It was different from awkward schoolboy kisses. This was dreamy. His lips were soft and warm and firm. She was lost. When his cell phone beeped with a message, he pulled away, reluctantly. “I could do this all night,” he said. “But I’ve got some business to attend to …”
“Bye, cutie pie.” The sound of the gaadjie’s voice startled her. It was the first time he had spoken. He was waving his fingers at her and licking his lips. He had watched them kissing! Ugh!
After Parks had left Busi stood and gazed down the road after him. She felt dazed, like she had just woken up and didn’t know where she was. She was still lost in the clouds when Unathi came up behind her. He jolted her out of her dream world and back to the cold, dirty street. “I didn’t recognise the taxi,” he said. “Or the driver.”
“A friend,” Busi said quickly.
“Of your father’s?” Unathi’s voice was bitter. And
when she didn’t reply, he added, “Lettie and Asanda were worried when you didn’t pitch for soccer.”
“I don’t see them here?” she said, looking around, “What are you, their messenger boy?” They were cruel words and she saw that she had hurt him. But he deserved it, stalking her like that. She turned her back on him and started to walk home.
“Be careful with your taxi driver,” Unathi called after her. “Be careful, Busi.
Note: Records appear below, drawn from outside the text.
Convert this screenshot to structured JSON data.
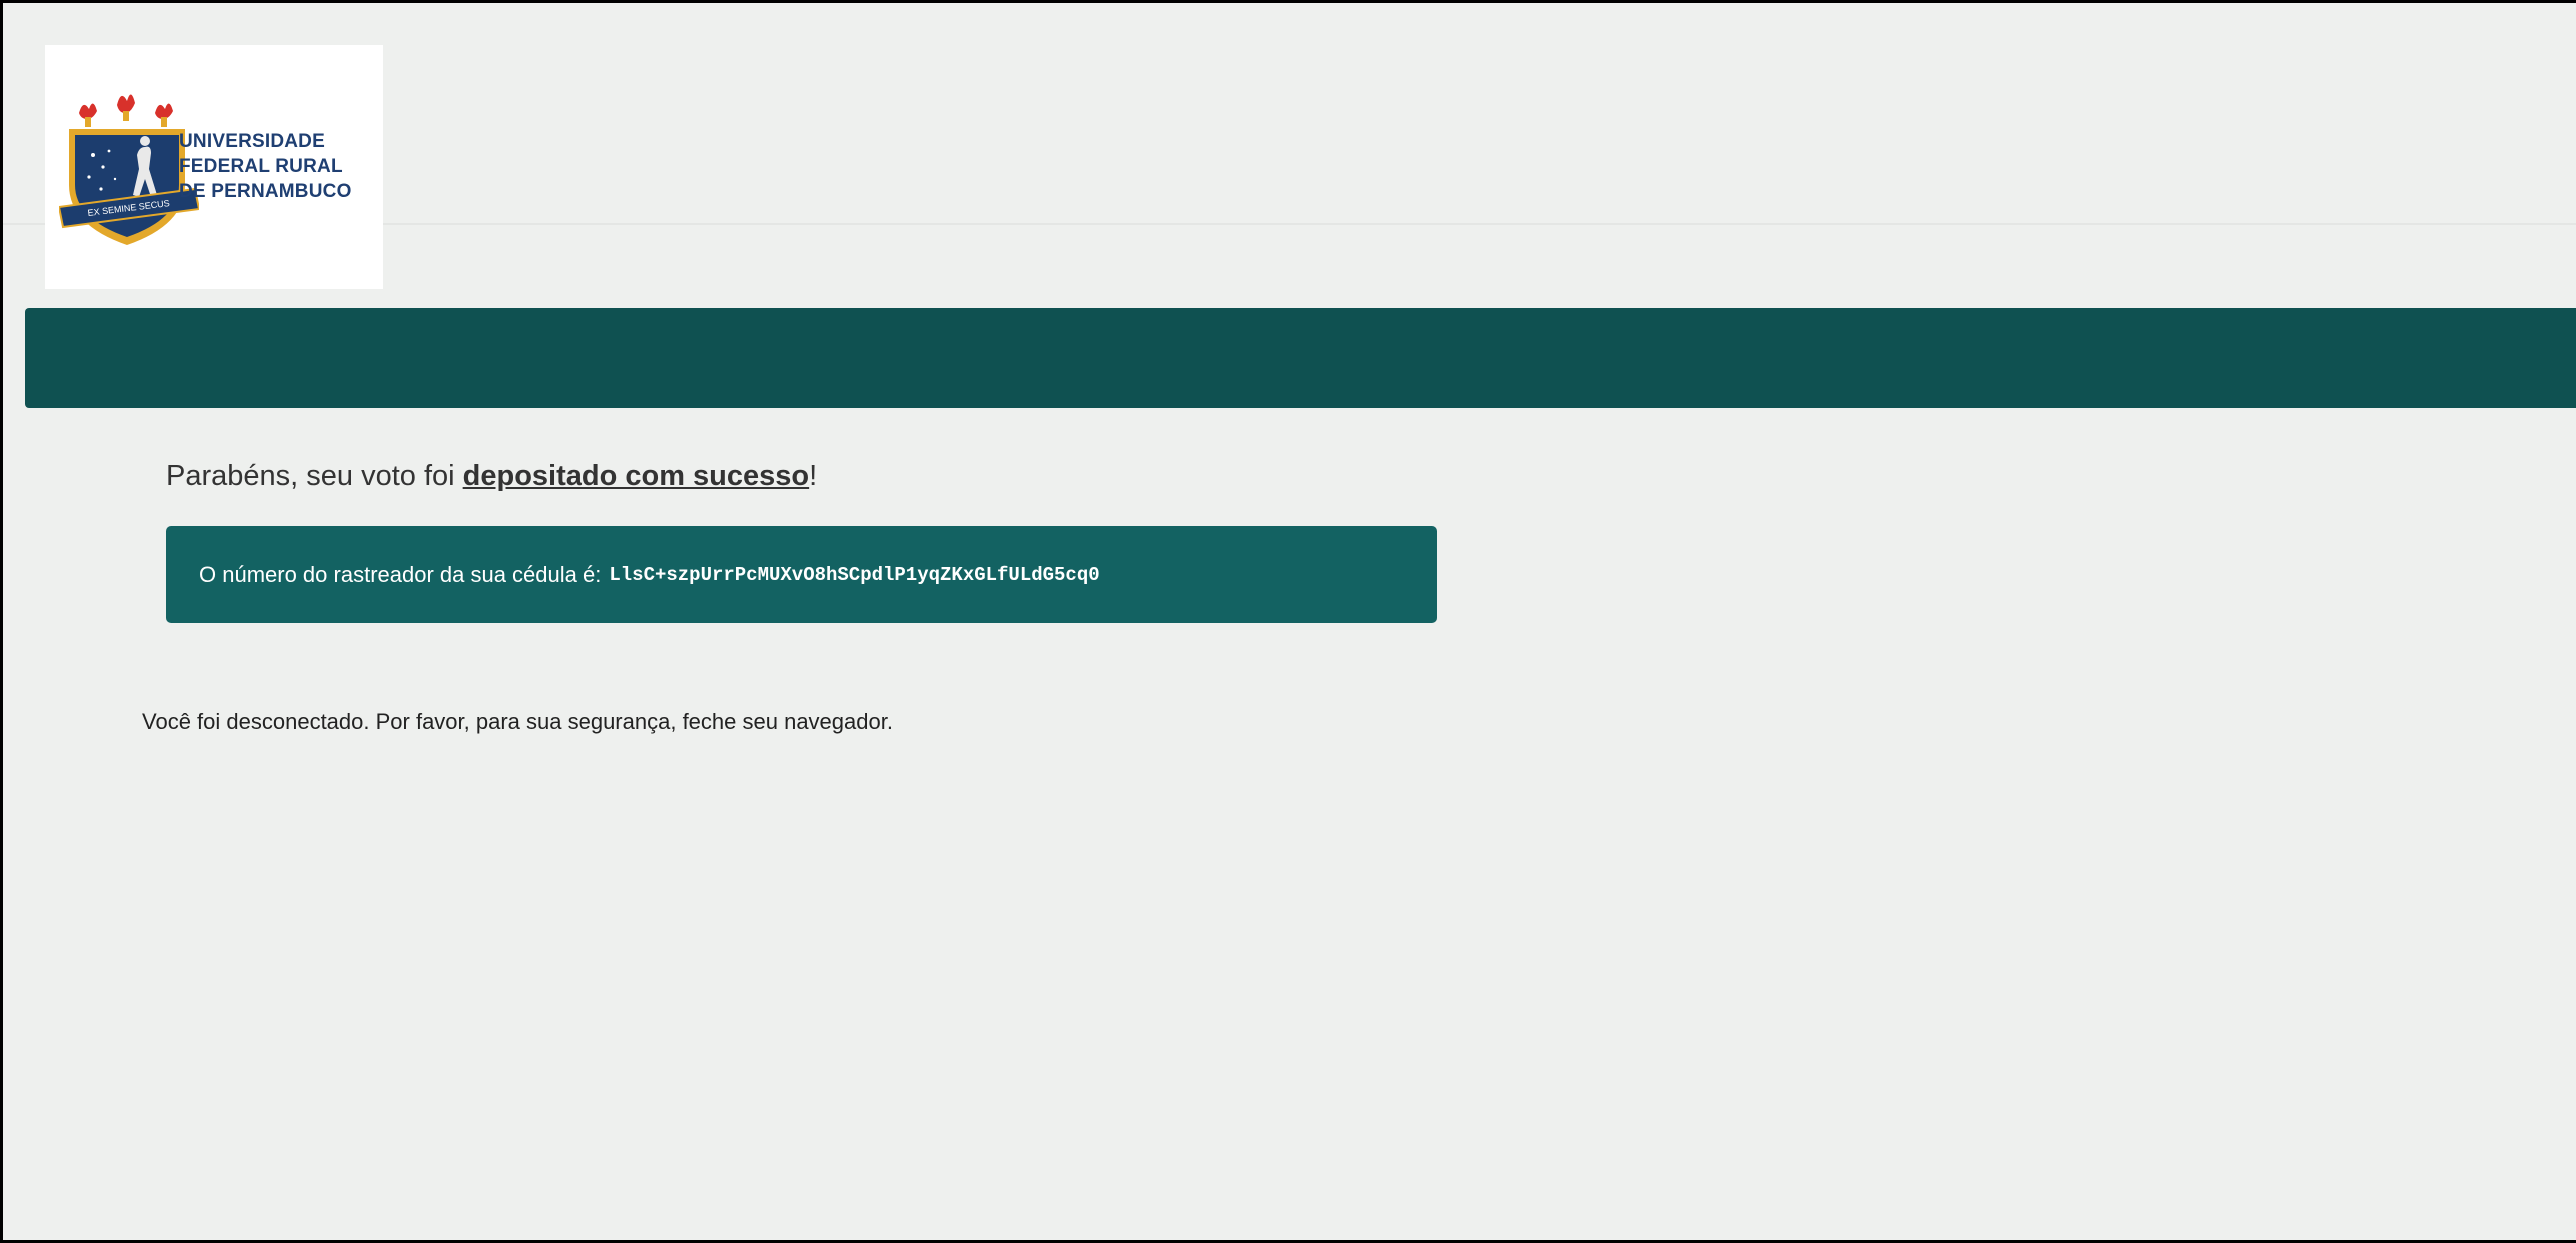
{
  "brand": {
    "logo_lines": [
      "UNIVERSIDADE",
      "FEDERAL RURAL",
      "DE PERNAMBUCO"
    ],
    "crest_motto": "EX SEMINE SECUS"
  },
  "colors": {
    "page_background": "#eef0ee",
    "header_bar": "#0f5151",
    "tracker_box": "#136262",
    "logo_text": "#1f3f72"
  },
  "confirmation": {
    "prefix": "Parabéns, seu voto foi ",
    "emphasis": "depositado com sucesso",
    "suffix": "!"
  },
  "tracker": {
    "label": "O número do rastreador da sua cédula é:",
    "code": "LlsC+szpUrrPcMUXvO8hSCpdlP1yqZKxGLfULdG5cq0"
  },
  "logout_message": "Você foi desconectado. Por favor, para sua segurança, feche seu navegador."
}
Remember Ebenezer. Sometimes people aren’t what they seem.”